“A more dovish view on borrowing costs fitted with a less bright view of the economy’s prospects. GDP growth was revised down in 2015, 2016 and 2017 compared to August’s forecast. Inflation was also revised down for the same period, with price growth expected to reach only 1.1% in Q4 2016 and 2% a year later. These downgrades occurred despite the expectation of lower market interest rates, which emphasises the MPC’s concern about global economic weakness transmitting to the UK economy.
“Meanwhile, the minutes of November’s MPC meeting showed another 8-1 majority continuing to favour no change in monetary policy. We have long held the view that interest rates will remain on hold until towards the end of 2016. The MPC’s dovish shift brings the Committee’s expectation more in line with our forecast. But with downside risks predominant, cheap money could well persist even longer. When it comes to monetary policy, it looks like we will be seeing ‘groundhog day’ for some time to come.”
Darren Ruane, Head of Fixed Income at Investec Wealth & Investment, said:
“Today’s Bank of England interest rate announcement was more dovish than markets were expecting. Indeed there was some speculation that Ian MacCafferty would be joined by at least one further dissenter, but this did not occur and the inflation profile has been reduced. However a signal has been provided that the market’s expectations for future rate rises are too far away. The MPC forecast that inflation should hit 2.1% in two years based on current interest rate forecasts while CPI inflation is likely to remain below 1% until H2 2016.
“Immediate market reaction showed gilt yields lower with ten year gilts down by 3bps to 1.965%. The FTSE 100 was higher by around 40 points to 6410 and a weaker Sterling has emerged with GBP/EUR lower by 1 cent to $1.405.”
Lorence Nye, Economic Adviser at IPSE, the Association of Independent Professionals and the Self Employed, commented:
“As expected, the MPC voted to maintain interest rates at their record low. The Bank’s forecasts show they do not predict inflation rising even to one per cent until the second half of 2016. The UK also has to contend with weakness in emerging markets pressuring the global economy. Given this, there are very few reasons to increase interest rates in the short-term.

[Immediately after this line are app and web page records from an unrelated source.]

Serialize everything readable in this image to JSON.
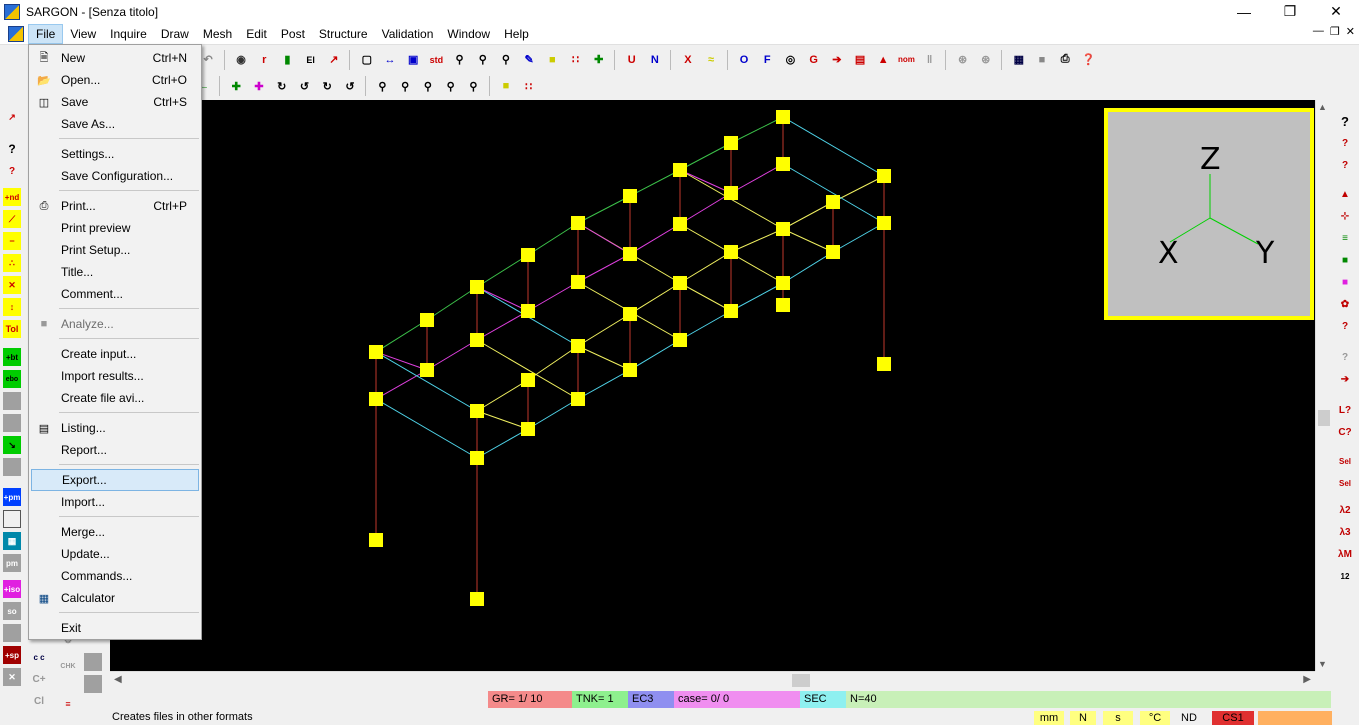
{
  "window": {
    "title": "SARGON - [Senza titolo]"
  },
  "menubar": {
    "items": [
      "File",
      "View",
      "Inquire",
      "Draw",
      "Mesh",
      "Edit",
      "Post",
      "Structure",
      "Validation",
      "Window",
      "Help"
    ]
  },
  "file_menu": {
    "new": "New",
    "new_sc": "Ctrl+N",
    "open": "Open...",
    "open_sc": "Ctrl+O",
    "save": "Save",
    "save_sc": "Ctrl+S",
    "save_as": "Save As...",
    "settings": "Settings...",
    "save_config": "Save Configuration...",
    "print": "Print...",
    "print_sc": "Ctrl+P",
    "print_preview": "Print preview",
    "print_setup": "Print Setup...",
    "title": "Title...",
    "comment": "Comment...",
    "analyze": "Analyze...",
    "create_input": "Create input...",
    "import_results": "Import results...",
    "create_avi": "Create file avi...",
    "listing": "Listing...",
    "report": "Report...",
    "export": "Export...",
    "import": "Import...",
    "merge": "Merge...",
    "update": "Update...",
    "commands": "Commands...",
    "calculator": "Calculator",
    "exit": "Exit"
  },
  "toolbar": {
    "labels": {
      "u": "U",
      "n": "N",
      "x": "X",
      "o": "O",
      "f": "F",
      "g": "G",
      "el": "El",
      "std": "std",
      "nom": "nom"
    }
  },
  "left_toolbar": {
    "nd": "+nd",
    "tol": "Tol",
    "bt": "+bt",
    "pm": "+pm",
    "pm2": "pm",
    "iso": "+iso",
    "so": "so",
    "sp": "+sp",
    "q": "?",
    "cc": "c c",
    "chk": "CHK",
    "cplus": "C+",
    "cl": "Cl"
  },
  "right_toolbar": {
    "q1": "?",
    "q2": "?",
    "q3": "?",
    "q4": "?",
    "q5": "?",
    "l": "L?",
    "c": "C?",
    "sel": "Sel",
    "sel2": "Sel",
    "l2": "λ2",
    "l3": "λ3",
    "lm": "λM",
    "n12": "12"
  },
  "axes": {
    "z": "Z",
    "x": "X",
    "y": "Y"
  },
  "status": {
    "gr": "GR=  1/ 10",
    "tnk": "TNK= 1",
    "ec3": "EC3",
    "case": "case=    0/    0",
    "sec": "SEC",
    "n": "N=40",
    "message": "Creates files in other formats",
    "units": [
      "mm",
      "N",
      "s",
      "°C",
      "ND",
      "CS1"
    ]
  },
  "colors": {
    "node": "#ffff00",
    "column": "#c0392b",
    "beam_cyan": "#4fd3e8",
    "beam_green": "#3cc24a",
    "brace_magenta": "#e040e0",
    "beam_yellow": "#f0f060",
    "gr_bg": "#f48a8a",
    "tnk_bg": "#8ef08e",
    "ec3_bg": "#8f8ff0",
    "case_bg": "#f08ef0",
    "sec_bg": "#8ef0f0",
    "n_bg": "#c8f0b8"
  }
}
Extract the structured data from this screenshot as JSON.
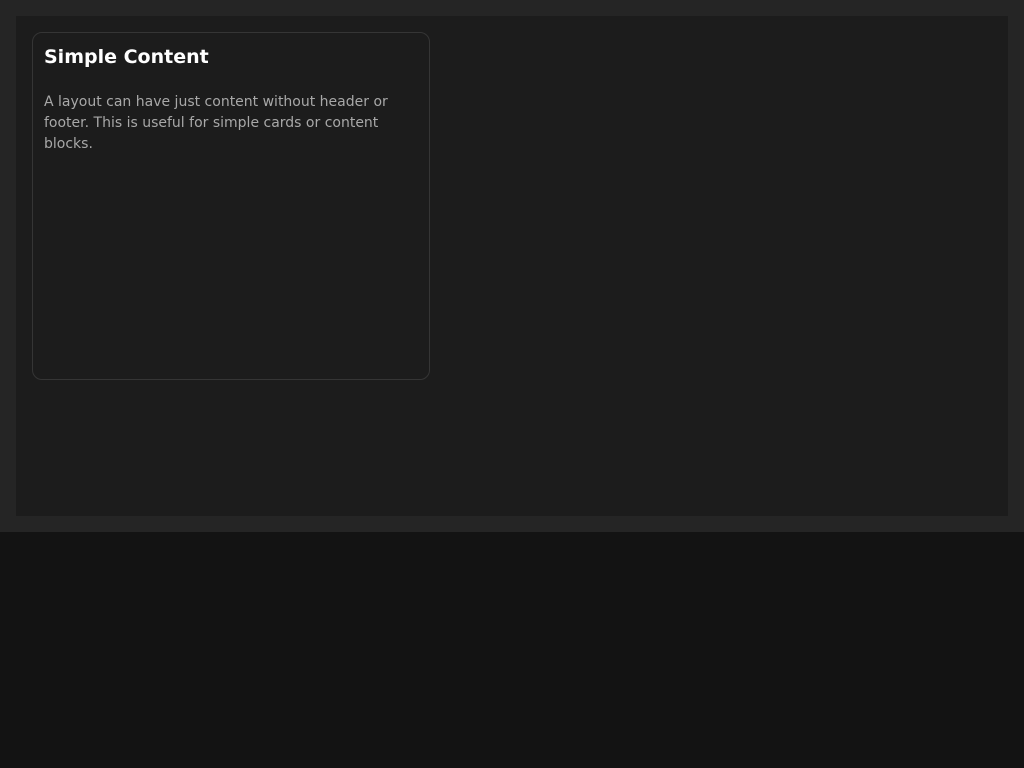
{
  "card": {
    "title": "Simple Content",
    "body": "A layout can have just content without header or footer. This is useful for simple cards or content blocks."
  },
  "colors": {
    "page_background": "#131313",
    "frame_background": "#252525",
    "panel_background": "#1c1c1c",
    "card_border": "#353535",
    "title_color": "#ffffff",
    "body_color": "#a8a8a8"
  }
}
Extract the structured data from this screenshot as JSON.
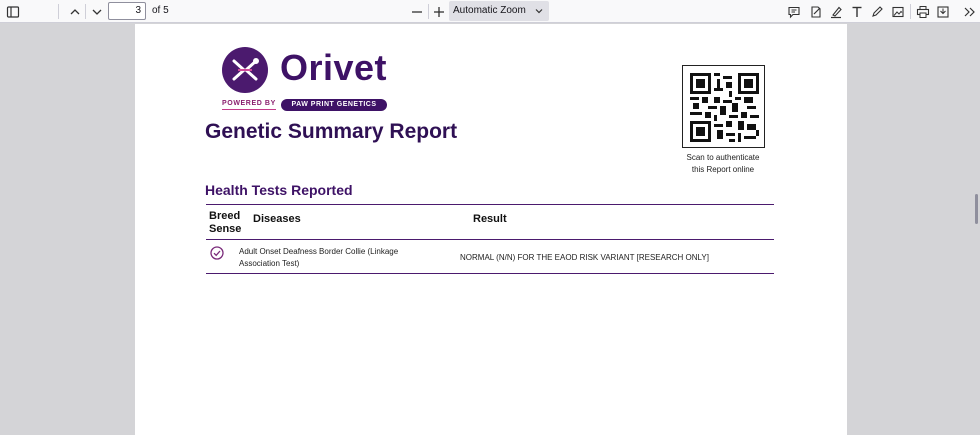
{
  "toolbar": {
    "page_number": "3",
    "page_count": "of 5",
    "zoom": "Automatic Zoom"
  },
  "document": {
    "brand": "Orivet",
    "powered_by": "POWERED BY",
    "partner": "PAW PRINT GENETICS",
    "title": "Genetic Summary Report",
    "qr_caption_line1": "Scan to authenticate",
    "qr_caption_line2": "this Report online",
    "section_title": "Health Tests Reported",
    "table": {
      "headers": {
        "breed_sense_1": "Breed",
        "breed_sense_2": "Sense",
        "diseases": "Diseases",
        "result": "Result"
      },
      "rows": [
        {
          "disease_line1": "Adult Onset Deafness Border Collie (Linkage",
          "disease_line2": "Association Test)",
          "result": "NORMAL (N/N) FOR THE EAOD RISK VARIANT [RESEARCH ONLY]"
        }
      ]
    }
  },
  "colors": {
    "brand_purple": "#3e1266",
    "accent_pink": "#c43b8b"
  }
}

“For freelancers, the Bank’s decision will come as a relief as our recent survey work shows a clear majority (65%) envisage increased costs of doing business over the next twelve months. Most of this projected increase can be attributed to Government intervention, such as the restriction of tax relief on work travel, as opposed to market inflationary pressure.
“A premature rate hike would therefore result in disproportionate pressure on the UK’s most flexible and innovative workers.”
Peter Cameron, Associate Fund Manager, EdenTree Investment Management, said:
“No fireworks from the Bank of England today, with just the one MPC member calling for a rate rise. Wage growth may be relatively robust but inflation has dipped back into negative territory and the growth outlook remains uncertain following a volatile summer. With half the world’s central banks cutting rates or planning to expand their own QE programmes, the Bank of England will be worried that hiking now could push up Sterling and trigger further deflationary pressures. Therefore the record-low 0.5% base rate may well be celebrating its seventh birthday in March.”
Hugh Nolan, Chief Actuary at JlT Employee Benefits, said:
"The decision to keep base rates at 0.5% per annum comes as no surprise. It will reinforce the expectation of low yields for the foreseeable future. As a result, Defined Benefit (DB) pension schemes hoping for an imminent rise in yields to bring their pension liabilities down will need to be more imaginative in addressing their deficits."